“Airplane carbon pollution is skyrocketing, but the EPA is still dodging responsibility for curbing this climate threat,” said Vera Pardee, senior counsel and supervising lawyer at the Center for Biological Diversity. “Passing the buck to an international organization that’s virtually run by the airline industry won’t protect our planet from these rapidly growing emissions.”
Deborah Lapidus, director of the Flying Clean campaign, an effort by a coalition of environmental groups, said the EPA had authority to regulate domestic-airline emissions immediately. U.S. airlines account for about a third of all aircraft global emissions.
Without limits, aviation emissions are set to double by the end of the decade.
“The airlines have a responsibility to do their part on climate change just like every other industry, and EPA needs to hold them to that,” Lapidus said.
Republicans, for their part, also attacked the EPA announcement, calling it another example of Obama’s regulatory overreach.
“The sky is the limit when it comes to how much of the U.S. economy the EPA wants to control,” said Rep. Lamar Smith, R-Texas, chairman of the House Science, Space and Technology Committee.
Airlines contend they have worked aggressively to reduce fuel use and increase efficiency. They are looking into new technologies and alternatives like carbon-neutral, but costly, biofuels.
In their drive to reduce fuel costs, airlines have turned to a variety of strategies, like taxiing with a single engine, fitting winglets to improve plane aerodynamics, or using lighter material for seats. Some have cut back on the ice they bring on board.
Each 5.5 pounds of weight reduced on a plane means a 1-ton drop in carbon emissions per year, according to International Air Transport Association (IATA) data.
But making big cuts in emissions is a hard task, with efforts more than offset by the growth of the aviation sector worldwide.
Aviation accounts for about 2 percent of global emissions, but it is among the fastest-growing sources of global greenhouse-gas emissions as air travel becomes more affordable and more people travel around the world. By 2020, international aviation emissions could be 70 percent higher than in 2005, even if fuel efficiency improves by 2 percent a year, according to estimates cited by the European Commission.
Commercial airlines have voluntarily committed to limit the growth of their carbon emissions to 2 percent a year through 2020, then cap emission growth after that. By 2050, the industry hopes to cut its greenhouse-gas emissions to half their 2005 levels, according to IATA.
“We are driven to be really fuel-efficient because fuel is usually our No. 1 cost,” said Nancy Young, the vice president for regulatory affairs at Airlines for America, the industry’s trade group. “So, we are driven to be very carbon-efficient as well. We are doing everything we can through technology and operations to reduce our emissions.”

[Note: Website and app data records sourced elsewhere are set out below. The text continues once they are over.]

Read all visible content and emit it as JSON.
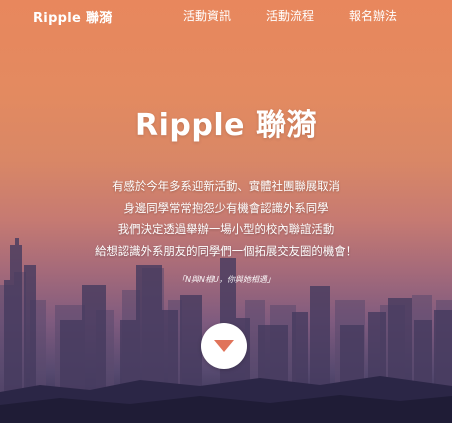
{
  "nav": {
    "brand": "Ripple 聯漪",
    "links": [
      "活動資訊",
      "活動流程",
      "報名辦法"
    ]
  },
  "hero": {
    "title": "Ripple 聯漪",
    "description": [
      "有感於今年多系迎新活動、實體社團聯展取消",
      "身邊同學常常抱怨少有機會認識外系同學",
      "我們決定透過舉辦一場小型的校內聯誼活動",
      "給想認識外系朋友的同學們一個拓展交友圈的機會！"
    ],
    "tagline": "「N與N相U，你與她相遇」",
    "scroll_icon": "chevron-down-icon"
  },
  "colors": {
    "text": "#ffffff",
    "arrow": "#e0735a",
    "button_bg": "#ffffff"
  }
}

In 2014, domestic carriers burned 8 percent less fuel than they did in 2000, while carrying 20 percent more passengers and cargo, she said.
Buying new planes with more efficient engines remains the most effective path to reducing an airline’s fuel costs.
The newest generation of airplanes, like the Boeing 787 Dreamliner and the Airbus A350, promise about 20 percent better fuel economy, thanks to new engines and lighter airframes.
So far, Boeing has delivered over 280 of its 787s to airlines around the world, out of more than 1,100 planes it has on order. Airbus has 780 A350s on order and has, so far, delivered three.